6 reasons to celebrate the removal of PageRank
The sun has has finally set on PageRank – one of the many algorithms used by the Google in the past. But why is that something to celebrate?
If you’ve never heard of PageRank, it was essentially a lot of complex calculations and checks boiled-down into an “out of 10” score. While it might sound useful, in reality, it hugely over-simplified a lot of very important issues, and lead to a generation of SEOs who were obsessed with that one number.
The news that this data will no longer be available to the public isn’t a surprise for SEOs. The first signs of its slow death emerged as early as 2009 when Google removed the PageRank distribution graph from Webmaster tools (now Search Console).
Then in 2011, Webmaster Trend analysts prompted webmasters to look beyond the PageRank score as a measure of their website’s performance in search. Now nearly five years after this announcement, and after reducing the update frequency over the years, Google has finally decided not to show this stat within the browser toolbars all together (although they are apparently still using it in the background alongside other algorithms).

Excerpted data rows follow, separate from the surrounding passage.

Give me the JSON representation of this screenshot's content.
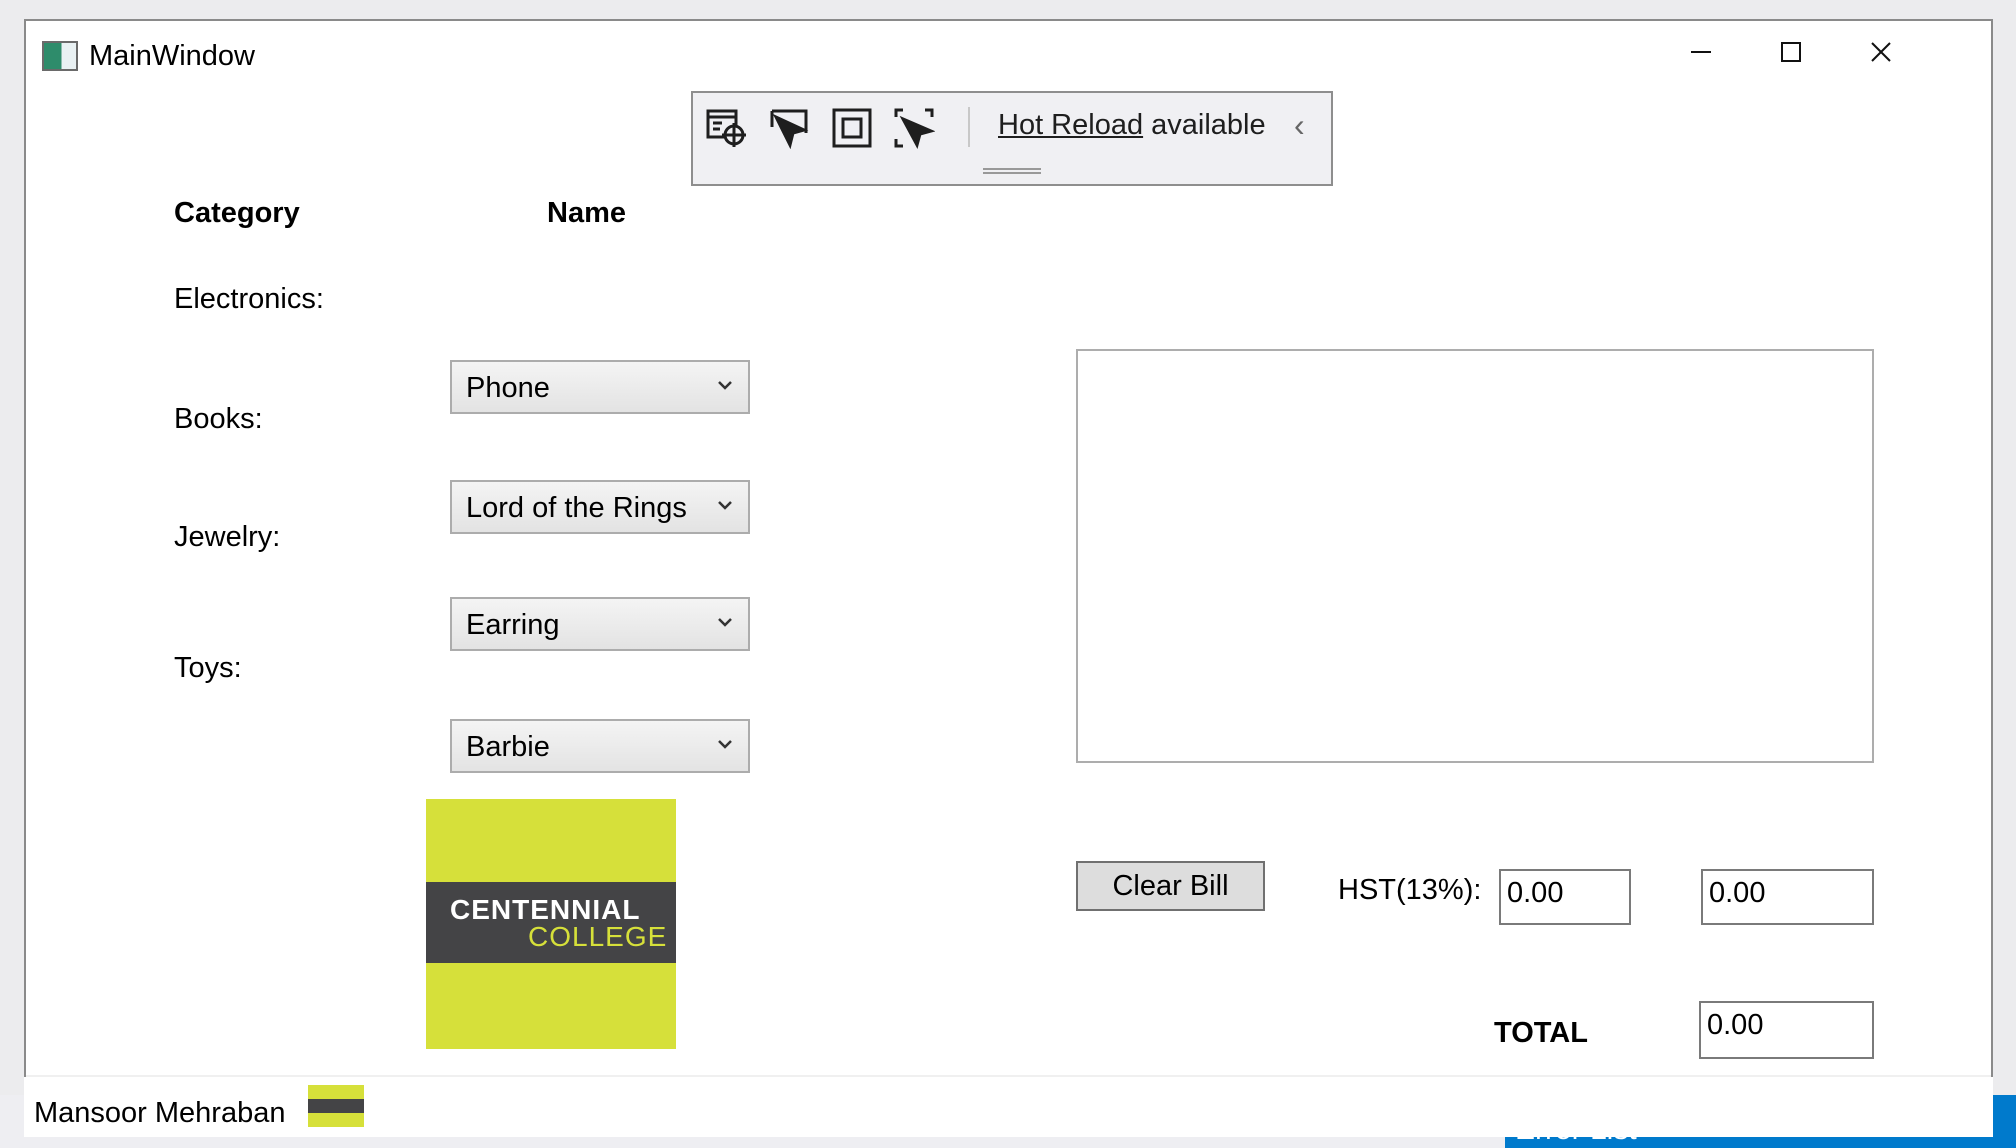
{
  "window": {
    "title": "MainWindow"
  },
  "hot_reload": {
    "link_text": "Hot Reload",
    "suffix": " available"
  },
  "headers": {
    "category": "Category",
    "name": "Name"
  },
  "categories": [
    {
      "label": "Electronics:",
      "selected": "Phone"
    },
    {
      "label": "Books:",
      "selected": "Lord of the Rings"
    },
    {
      "label": "Jewelry:",
      "selected": "Earring"
    },
    {
      "label": "Toys:",
      "selected": "Barbie"
    }
  ],
  "logo": {
    "line1": "CENTENNIAL",
    "line2": "COLLEGE"
  },
  "bill": {
    "clear_label": "Clear Bill",
    "hst_label": "HST(13%):",
    "hst_value": "0.00",
    "subtotal_value": "0.00",
    "total_label": "TOTAL",
    "total_value": "0.00"
  },
  "footer": {
    "author": "Mansoor Mehraban"
  },
  "ide": {
    "error_list": "Error List"
  }
}
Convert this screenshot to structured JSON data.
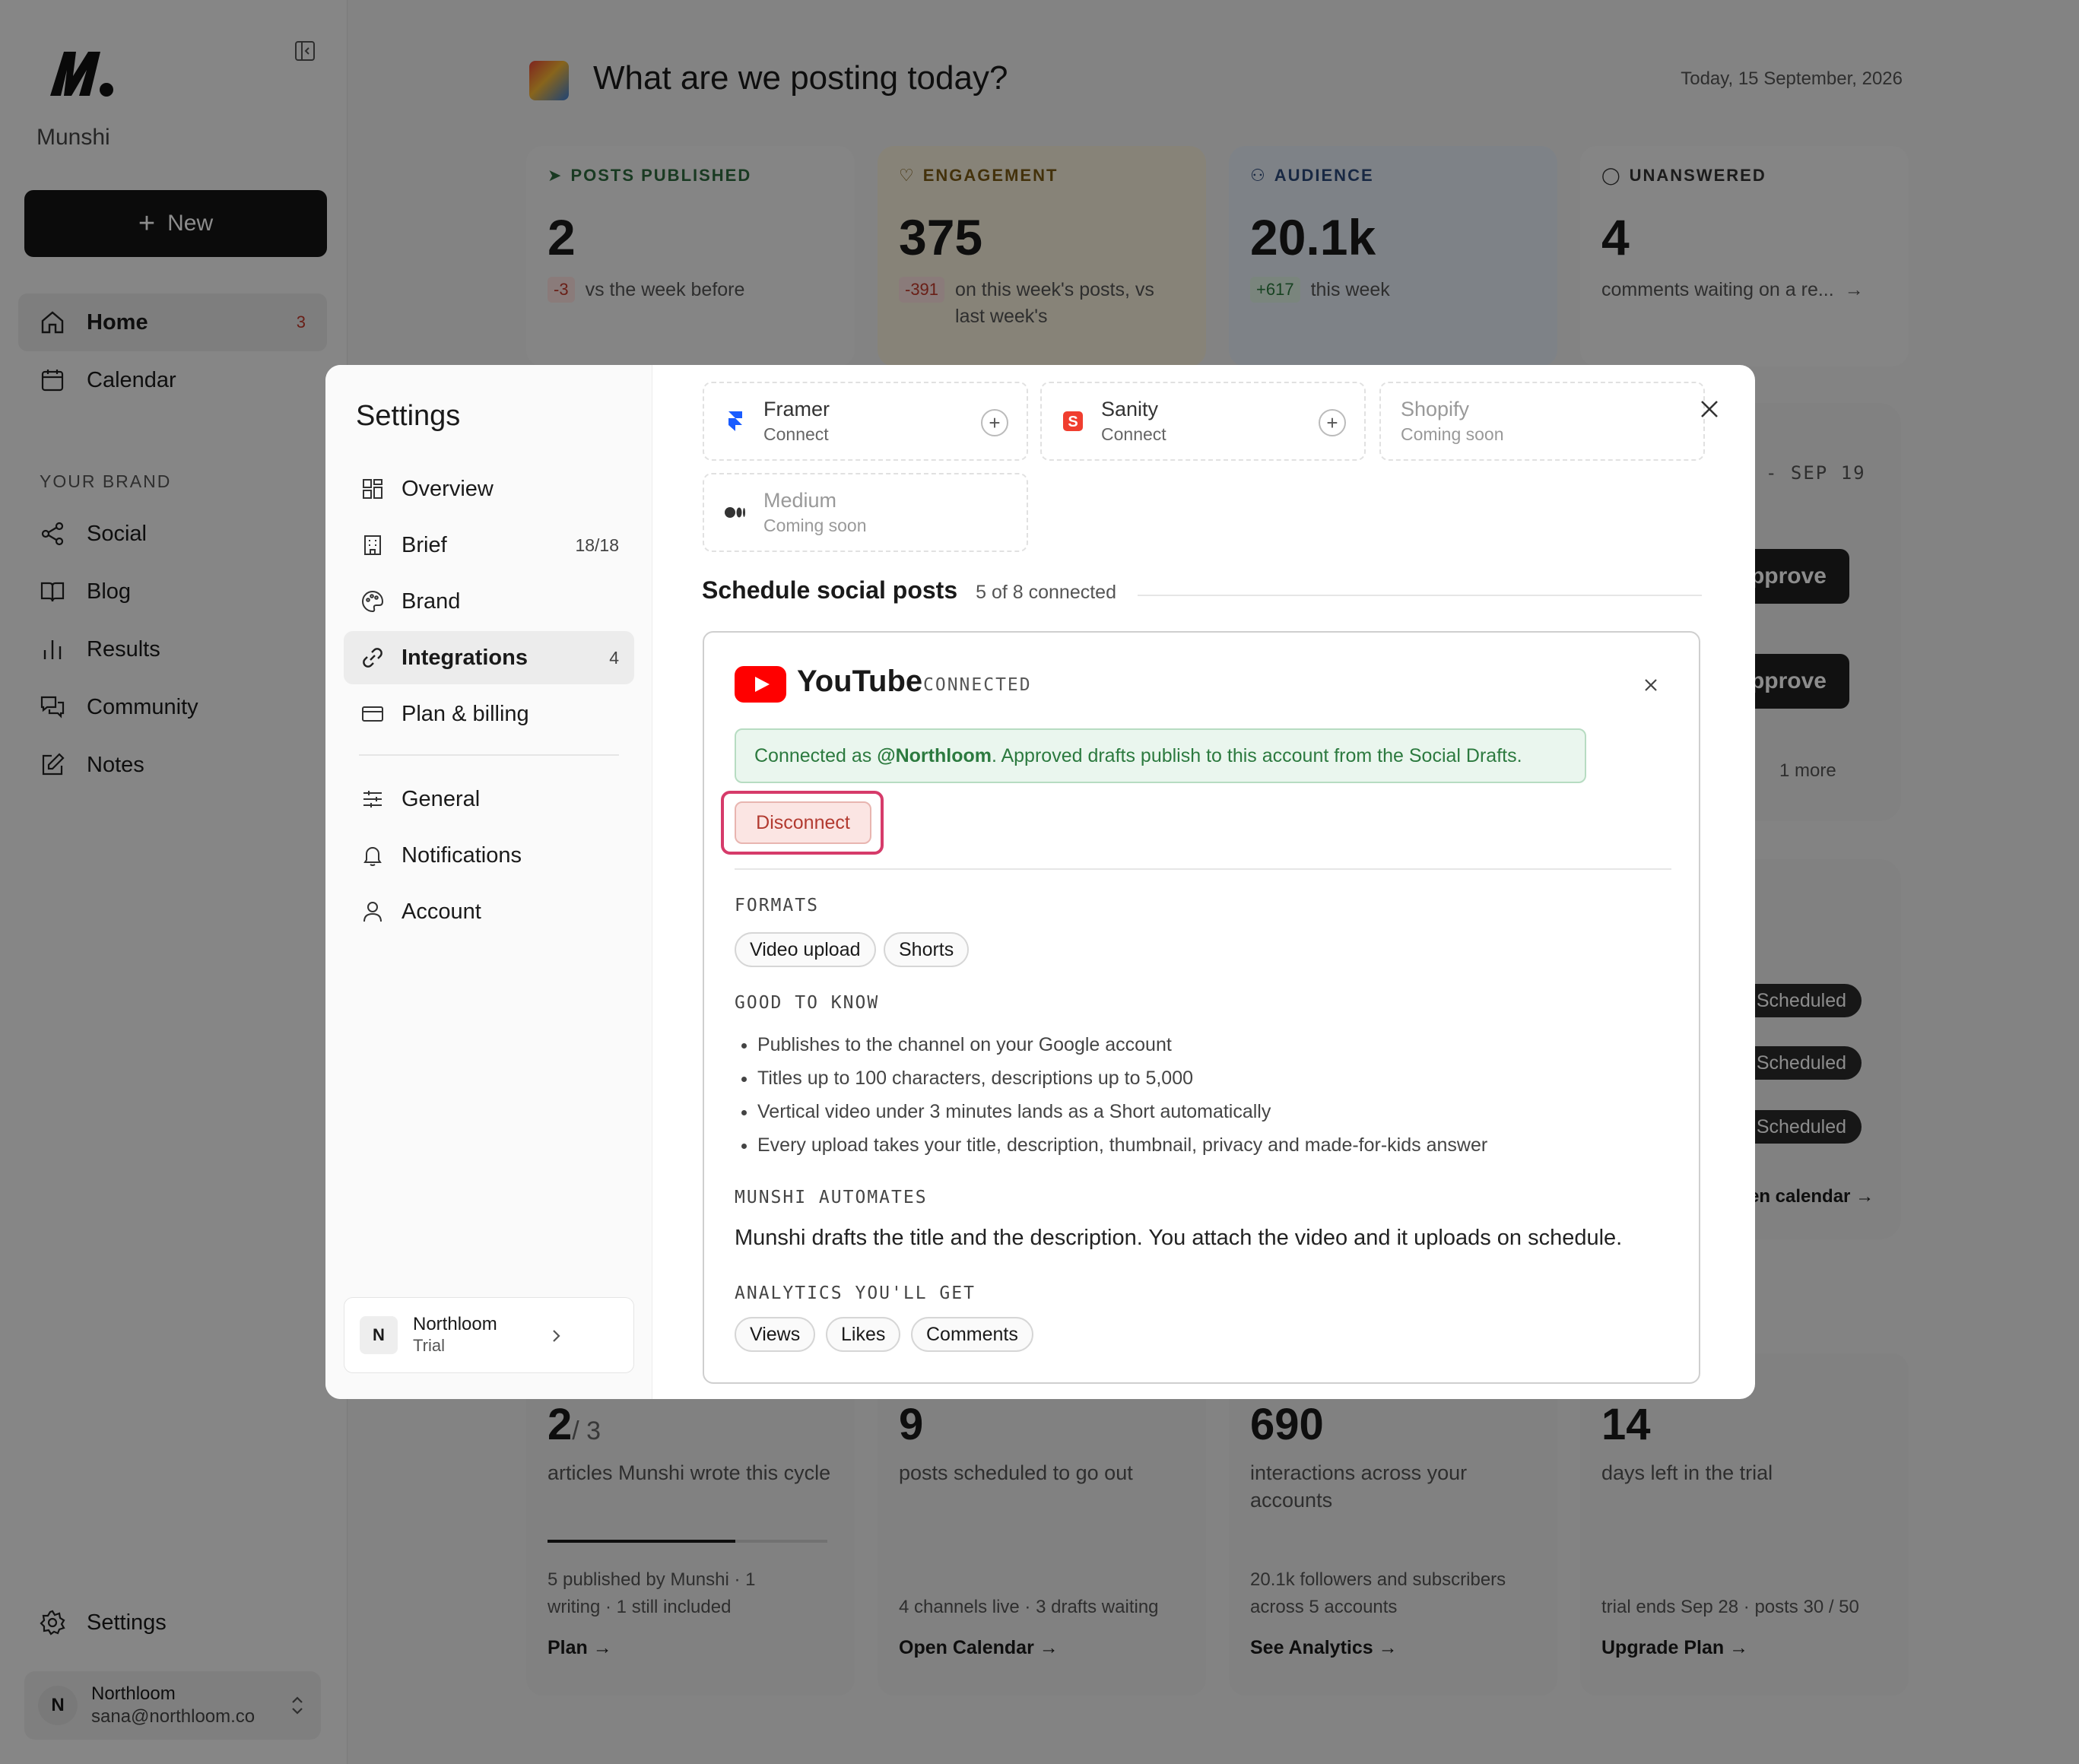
{
  "sidebar": {
    "brand": "Munshi",
    "new_label": "New",
    "nav": [
      {
        "label": "Home",
        "badge": "3"
      },
      {
        "label": "Calendar"
      }
    ],
    "section_label": "YOUR BRAND",
    "brand_nav": [
      {
        "label": "Social"
      },
      {
        "label": "Blog"
      },
      {
        "label": "Results"
      },
      {
        "label": "Community"
      },
      {
        "label": "Notes"
      }
    ],
    "settings_label": "Settings",
    "user": {
      "initial": "N",
      "name": "Northloom",
      "email": "sana@northloom.co"
    }
  },
  "main": {
    "title": "What are we posting today?",
    "date": "Today, 15 September, 2026",
    "stats": [
      {
        "label": "POSTS PUBLISHED",
        "value": "2",
        "delta": "-3",
        "note": "vs the week before",
        "color": "#2f6b3e"
      },
      {
        "label": "ENGAGEMENT",
        "value": "375",
        "delta": "-391",
        "note": "on this week's posts, vs last week's",
        "color": "#7a5a14"
      },
      {
        "label": "AUDIENCE",
        "value": "20.1k",
        "delta": "+617",
        "note": "this week",
        "color": "#2c4a7a"
      },
      {
        "label": "UNANSWERED",
        "value": "4",
        "note": "comments waiting on a re...",
        "color": "#333"
      }
    ],
    "right_panel": {
      "date_range": "- SEP 19",
      "approve_label": "pprove",
      "more": "1 more",
      "scheduled_label": "Scheduled",
      "calendar_link": "en calendar →"
    },
    "bottom_cards": [
      {
        "value": "2",
        "total": "/ 3",
        "desc": "articles Munshi wrote this cycle",
        "foot": "5 published by Munshi · 1 writing · 1 still included",
        "link": "Plan →",
        "progress": 0.67
      },
      {
        "value": "9",
        "desc": "posts scheduled to go out",
        "foot": "4 channels live · 3 drafts waiting",
        "link": "Open Calendar →"
      },
      {
        "value": "690",
        "desc": "interactions across your accounts",
        "foot": "20.1k followers and subscribers across 5 accounts",
        "link": "See Analytics →"
      },
      {
        "value": "14",
        "desc": "days left in the trial",
        "foot": "trial ends Sep 28 · posts 30 / 50",
        "link": "Upgrade Plan →"
      }
    ]
  },
  "modal": {
    "title": "Settings",
    "nav": [
      {
        "label": "Overview"
      },
      {
        "label": "Brief",
        "count": "18/18"
      },
      {
        "label": "Brand"
      },
      {
        "label": "Integrations",
        "count": "4"
      },
      {
        "label": "Plan & billing"
      },
      {
        "label": "General"
      },
      {
        "label": "Notifications"
      },
      {
        "label": "Account"
      }
    ],
    "user": {
      "initial": "N",
      "name": "Northloom",
      "plan": "Trial"
    },
    "integrations": [
      {
        "name": "Framer",
        "status": "Connect"
      },
      {
        "name": "Sanity",
        "status": "Connect"
      },
      {
        "name": "Shopify",
        "status": "Coming soon"
      },
      {
        "name": "Medium",
        "status": "Coming soon"
      }
    ],
    "schedule": {
      "heading": "Schedule social posts",
      "count": "5 of 8 connected"
    },
    "youtube": {
      "name": "YouTube",
      "status": "CONNECTED",
      "connected_prefix": "Connected as ",
      "handle": "@Northloom",
      "connected_suffix": ". Approved drafts publish to this account from the Social Drafts.",
      "disconnect": "Disconnect",
      "formats_heading": "FORMATS",
      "formats": [
        "Video upload",
        "Shorts"
      ],
      "know_heading": "GOOD TO KNOW",
      "know": [
        "Publishes to the channel on your Google account",
        "Titles up to 100 characters, descriptions up to 5,000",
        "Vertical video under 3 minutes lands as a Short automatically",
        "Every upload takes your title, description, thumbnail, privacy and made-for-kids answer"
      ],
      "automates_heading": "MUNSHI AUTOMATES",
      "automates": "Munshi drafts the title and the description. You attach the video and it uploads on schedule.",
      "analytics_heading": "ANALYTICS YOU'LL GET",
      "analytics": [
        "Views",
        "Likes",
        "Comments"
      ]
    }
  }
}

It might not seem something to celebrate, but in fact the death of PageRank should finally put an end to a number of unpleasant factors tied to SEO. Here are just six reasons to be grateful for this development:
#1 SEOs will be less obsessed with link acquisition
In its heyday, PageRank prompted SEOs to purely focus on links and not pay attention to other key issues within the site such as technical and content optimisation. Getting a link from “a high PageRank site” lead to many poor decisions and lazy strategies. We’re very pleased to see those days come to an end at last.
#2 Site owners can focus on link *earning*
Instead of simply acquiring high-PR links through any means (blog commenting, article submissions, forum submissions etc), smart site owners will (hopefully) shift their focus to raising brand awareness and earning links through creative content and engaging campaigns. This in turn should lead to a richer and more even-handed relationship between site owners and social influencers.
#3 Addressing Search 3.0 will take priority
Just as Google has been removing link-related features from the search console, it has been replacing them with tools that are some of the strongest clues of where the search engine wants webmasters to focus. Features such as the Structured Data Testing Tool, the Data Highlighter, Mobile Friendliness checker and the recently added AMP checker will need to be at the core of any SEO recommendations in the future.
#4 Mobile-friendliness can come to the fore
With brands reporting 70-80% of their traffic coming from mobile devices, and Google making it a ranking signal, having a mobile-first approach as a business strategy will also trickle down to organic search. It will be increasingly difficult for SEOs to justify any strategy without addressing mobile friendliness of the websites in question. PageRank will soon be but a distant memory.
#5 Addressing user-intent will gain significance
SEO strategies used to focus on acquiring links from high PageRank sites that included the required keywords in anchor text to be able to influence rankings. Simple, effective, but very lazy.
This is now changing; Google is a lot more intelligent and rewards websites that fulfil intent, rather than simply showing sites that have keywords in certain places on a webpage. SEO specialists will rapidly adopt this change and focus on purposefulness of the content, rather than simply being keyword optimised.
#6 The focus will turn to conversions and bounces
Improving conversion rates and bounce rates will serve as better KPIs to measure how your SEO is improving, because they are more directly connected with your business objectives – rather than an arbitrary algorithm-based PageRank score. After all, these two KPIs are perhaps the easiest ways to say whether your webpages are ‘fulfilling intent’.
Overall, the death of the PageRank tool has a series of many battles that Google has won against some of darker elements of the SEO world. A quick look at this timeline makes it clear that through a series of algorithm changes, penalties and the introduction of new features, it has forced brands to adapt and think of their organic strategy in a new light.
The key to this development will be how soon you can adapt to this change and start future proofing your website’s SEO.